Q. Will you change the program to accommodate girls?

Our existing programs are relevant for both young men and women. After all, the values of Scouting as outlined in the Scout Law – trustworthy, loyal, helpful, friendly, courteous, kind, obedient, cheerful, thrifty, brave, clean and reverent – are relevant and important values for both young men and women. As such, the program for girls, ages 11 to 17 will be the same curriculum offered in the Boy Scout program.

Q: Will the Scoutmaster position change in the program for girls?

No, the Scoutmaster is still responsible for training and guiding youth leaders in the operation of the troop and for managing, training and supporting assistant scoutmasters in their role.

Q: Can a boy troop and a girl troop share the same Scoutmaster?

No. Chartered organizations should have separate Scoutmasters for their boy troop and girl troop.

Q: Can both male troops and girl troops share the same committee?

A chartered organization can decide if they want the same or separate committee.

Q: Can a boy troop and girl troop meet at the same time?

Yes. Based on the preferences of the chartered organization, the boy troop and girl troop could meet at the same time and place.

Q: If a chartered organization is not able to establish a new unit based on the required number of same-gender youth needed, can boy patrols and girl patrols be combined to form a troop?
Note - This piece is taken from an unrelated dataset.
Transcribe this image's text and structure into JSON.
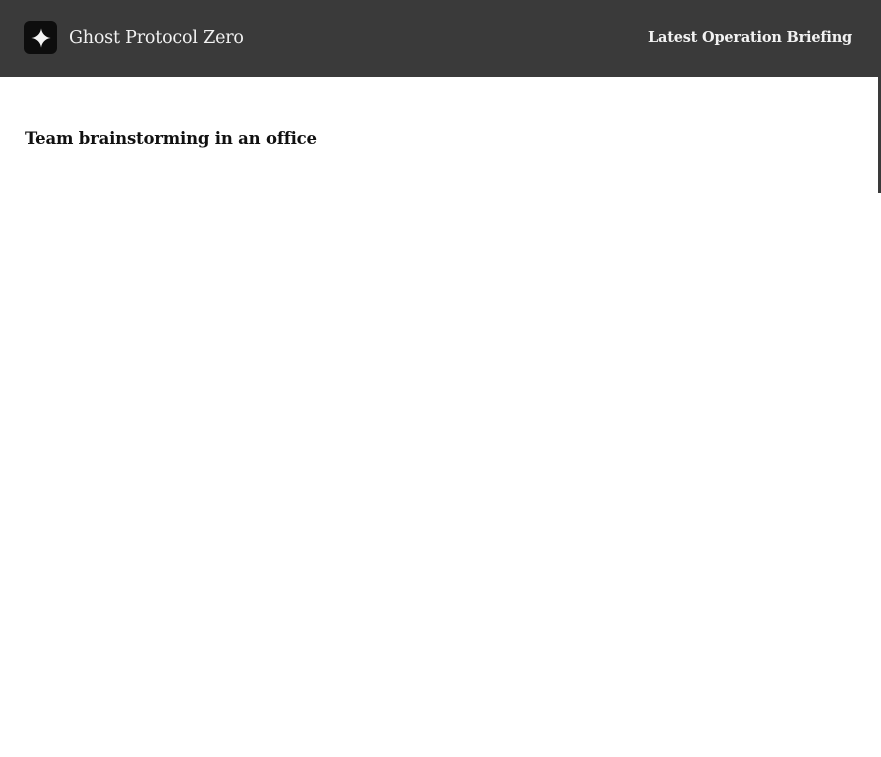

No. A new unit must be started using the current youth and adult requirements; however, chartered organizations can consider the linked troop model so that the newly-established girl troop will have the same COR and can share the troop committee.

Q: Can a boy troop and girl troop meet as one big troop?
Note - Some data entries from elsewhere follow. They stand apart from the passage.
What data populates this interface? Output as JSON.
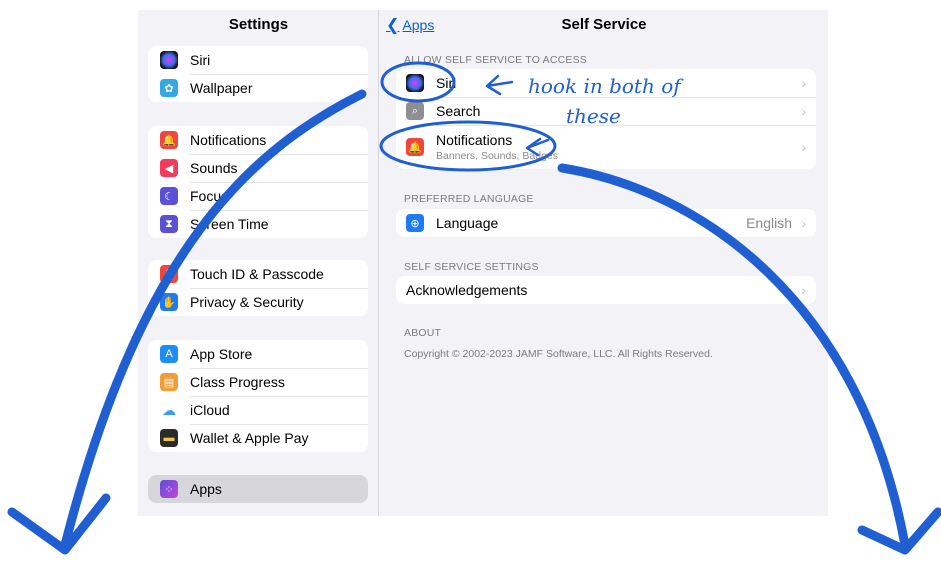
{
  "sidebar": {
    "title": "Settings",
    "groups": [
      [
        {
          "label": "Siri",
          "icon": "siri-icon"
        },
        {
          "label": "Wallpaper",
          "icon": "wallpaper-icon"
        }
      ],
      [
        {
          "label": "Notifications",
          "icon": "notifications-icon"
        },
        {
          "label": "Sounds",
          "icon": "sounds-icon"
        },
        {
          "label": "Focus",
          "icon": "focus-icon"
        },
        {
          "label": "Screen Time",
          "icon": "screen-time-icon"
        }
      ],
      [
        {
          "label": "Touch ID & Passcode",
          "icon": "touch-id-icon"
        },
        {
          "label": "Privacy & Security",
          "icon": "privacy-icon"
        }
      ],
      [
        {
          "label": "App Store",
          "icon": "app-store-icon"
        },
        {
          "label": "Class Progress",
          "icon": "class-progress-icon"
        },
        {
          "label": "iCloud",
          "icon": "icloud-icon"
        },
        {
          "label": "Wallet & Apple Pay",
          "icon": "wallet-icon"
        }
      ],
      [
        {
          "label": "Apps",
          "icon": "apps-icon",
          "selected": true
        }
      ]
    ]
  },
  "detail": {
    "back_label": "Apps",
    "title": "Self Service",
    "sections": {
      "access": {
        "header": "ALLOW SELF SERVICE TO ACCESS",
        "siri": "Siri",
        "search": "Search",
        "notifications": "Notifications",
        "notifications_sub": "Banners, Sounds, Badges"
      },
      "language": {
        "header": "PREFERRED LANGUAGE",
        "label": "Language",
        "value": "English"
      },
      "settings": {
        "header": "SELF SERVICE SETTINGS",
        "acknowledgements": "Acknowledgements"
      },
      "about": {
        "header": "ABOUT",
        "copyright": "Copyright © 2002-2023 JAMF Software, LLC.  All Rights Reserved."
      }
    }
  },
  "annotation": {
    "line1": "hook in both of",
    "line2": "these",
    "color": "#1f5fd1"
  },
  "colors": {
    "accent": "#0a60d8",
    "background": "#f2f2f7"
  }
}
Opening and closing of the meetings can be together or separate, depending on space and desire of the chartered organization and unit leadership. The other components of the Scout meeting should be run separately.

Q: Can boy and girl patrols make up a troop?

No. Troops must be all male or all female youth members. Scouting is not “Co-Ed”

Q: Must the leaders of a boy troop be men and all the leaders of the girl troop be women?

No. Adult leadership may be men, women, or both men and women together. All youth protection guidelines are to be in use no matter the make-up of the adult leadership.

Q: Can a boy troop and girl troop plan events together?

Yes, they can plan events together, as troops currently do.

Q: Can courts of honor be held jointly?

Yes, courts of honor can be held jointly if the chartered organization chooses.

Q: Can a council and district run camporees for boy troops and girl troops?

Yes, a council and district can run council and district events for both boy troops and girl troops if they are following the Guide to Safe Scouting and all current youth protection guidelines.

Q: Will all current Boy Scout troops be required to offer a program for girls?

Chartered organizations can decide which programs best serve the needs of their community, which means that the chartered organization can continue to offer Scouting for boys, or they may choose to add a unit for older girls.

Eagles Need Projects

EagleScoutDear Community Organization Leader:

Our kids are in need of projects. We need your help in making sure we have a reliable pipeline of projects our kids can complete. You have projects you need completed and we have Scouts eager and ready for the challenge.

Below, you will find a submission form which will allow you to send our District Eagle Board Leadership ideas for projects which would be beneficial to your organization.

Our team is committed to lending the resources to our youth so they can make good decisions and have a quality experience as they learn to lead others in the process of becoming an Eagle Scout. Your assistance in partnering with us, so together, we can achieving our commitment to our youth, is sincerely appreciated.

Our Eagle Boards of Review are meeting at least once a month and Troops are looking for more and more Eagle projects. Please take the time to fill out this form and assist our young men in completing the path to Eagle by giving leadership to your worthwhile cause.

Thank you!

Sincerely:

Shawnee Trails District Vice Chairman for Advancement Lowell Teague